AP: Skye went to sing background vocals on the first Sing the Bible record. Randall [Goodgame] is always so good about inviting our kids. We’d get the call, and she’d get excited about singing on the record. She came home one day from that session, and she was filling up her drink at the fridge’s waterspout and she was singing, “Therefore, there now is no condemnation for those who are in Christ.” I said, “Wait, what song is that?” She said “Oh, that’s one of Mr. Randall’s songs.”
She took a big swig and I was like, “That is the verse? Those are the verses that he’s putting music to?” Those are verses that have taken my whole life to understand. The fact that he’s writing music that is getting lodged in her head to where she is just singing it to herself while she walks around the property… I got a lump in my throat when that happened. I thought, “If only I had begun to pay attention to those verses when I was twelve! Then, I’d be perfect!” [Laughs]
RG: To see my friend create something so fantastic with the Wingfeather Saga had its own just sweet pleasure for me. My kids are readers. They love to read, and they’re discerning readers. My son Jonah’s favorite book is still Watership Down, and Livi was reading it for the third time the other day. They like great books and when they found out that the Wingfeather Saga was maybe going to be an animated series, they flipped out. They were like, “Let me see your phone! I want to see the Kickstarter video about it.” Then they watched it over and over again.
It’s because the story was so captivating for them. They grew up with them. When they were little, I read them to them. When Jonah finished the Wingfeather Saga, he said, “I cried, dad. I just cried and cried at the end.” I’m going to get teary right now just thinking about it, but we talked about the gospel and he totally got it at eleven. He got it. Right away, in our conversation, we were talking about Jesus!
ON THE BEST ADVICE THEY’VE RECEIVED AS PARENTS
RG: For me, it was from our friend Bob Goff. He taught me to try and say “yes” more to my kids. He challenged me to think of how much God says “yes” to me. I get “yes” from God thousands of times every day. “Yes, you can wake up. Yes, you can breathe. Yes, you can make breakfast, enjoy eggs and toast, make coffee for your wife and hug your kids as they stumble into the kitchen rubbing their eyes.”
Of course, just like God, I still say “no: many times a day. We don’t watch television on school nights, but they still ask. We don’t have dessert every night, but they always ask. They ask for crazy stuff like, “Can I ride on the roof of the car while you drive?” and we say “no” because we’re sane. But I used to say “no” as my default. Now, I look for chances to say “yes” that surprise them. Once they kept asking for “one more” Oreo cookie and I kept saying yes until the package was empty. You can’t do that every time, but it sure is fun sometimes.

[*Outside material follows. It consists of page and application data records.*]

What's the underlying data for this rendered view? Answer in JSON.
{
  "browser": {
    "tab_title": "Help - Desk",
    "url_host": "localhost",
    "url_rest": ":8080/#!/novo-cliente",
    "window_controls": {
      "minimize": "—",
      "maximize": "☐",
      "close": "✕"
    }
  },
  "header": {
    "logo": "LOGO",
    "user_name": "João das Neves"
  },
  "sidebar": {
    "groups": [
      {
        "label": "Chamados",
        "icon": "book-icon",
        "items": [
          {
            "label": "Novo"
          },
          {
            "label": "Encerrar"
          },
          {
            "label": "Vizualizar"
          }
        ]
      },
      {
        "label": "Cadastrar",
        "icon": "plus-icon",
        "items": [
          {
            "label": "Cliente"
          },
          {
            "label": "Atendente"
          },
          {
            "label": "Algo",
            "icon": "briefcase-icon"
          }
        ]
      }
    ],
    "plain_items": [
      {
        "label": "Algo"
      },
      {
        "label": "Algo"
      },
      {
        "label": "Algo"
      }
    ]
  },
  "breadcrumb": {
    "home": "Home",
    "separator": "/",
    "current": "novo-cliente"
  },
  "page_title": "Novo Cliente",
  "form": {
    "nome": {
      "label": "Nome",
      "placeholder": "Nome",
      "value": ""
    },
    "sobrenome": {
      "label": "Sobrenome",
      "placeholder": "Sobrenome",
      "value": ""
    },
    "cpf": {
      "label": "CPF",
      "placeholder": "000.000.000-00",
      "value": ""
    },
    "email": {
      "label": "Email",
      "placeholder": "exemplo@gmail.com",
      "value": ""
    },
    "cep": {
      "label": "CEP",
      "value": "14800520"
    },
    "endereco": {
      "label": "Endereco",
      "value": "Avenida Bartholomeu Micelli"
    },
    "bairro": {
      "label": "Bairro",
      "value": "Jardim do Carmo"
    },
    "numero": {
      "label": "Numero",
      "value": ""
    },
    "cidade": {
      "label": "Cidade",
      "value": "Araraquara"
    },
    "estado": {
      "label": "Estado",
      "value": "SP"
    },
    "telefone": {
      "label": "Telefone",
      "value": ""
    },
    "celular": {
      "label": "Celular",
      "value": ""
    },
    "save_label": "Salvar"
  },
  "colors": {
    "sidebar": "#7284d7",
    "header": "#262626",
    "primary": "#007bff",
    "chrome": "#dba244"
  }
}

AP: Make sure your kids know that you like them. When Jamie and I first got married, some good friends gave us tapes of their father’s Bible college teaching on marriage and family. I think the title of the series was How to Raise Kids You Can Like. It was a revolutionary idea to me at the time, and his teachings helped us create an environment in which our kids never thought they were the center of the world, and yet their identity as children of God was affirmed over and over again.
It’s not that they’re perfect, but that they’re perfectly loved by God. We want them to know that we delight in who they are. One of the things he said was that most kids, if asked, would say that their parents loved them. But if you asked if they liked them, a lot of those kids wouldn’t be so sure. It’s one thing to feed and clothe your kid. It’s another to know about their favorite bands, to enjoy conversation, to invest as much in their hobbies as their grades, to treat them like people who may teach you at least as much as you teach them.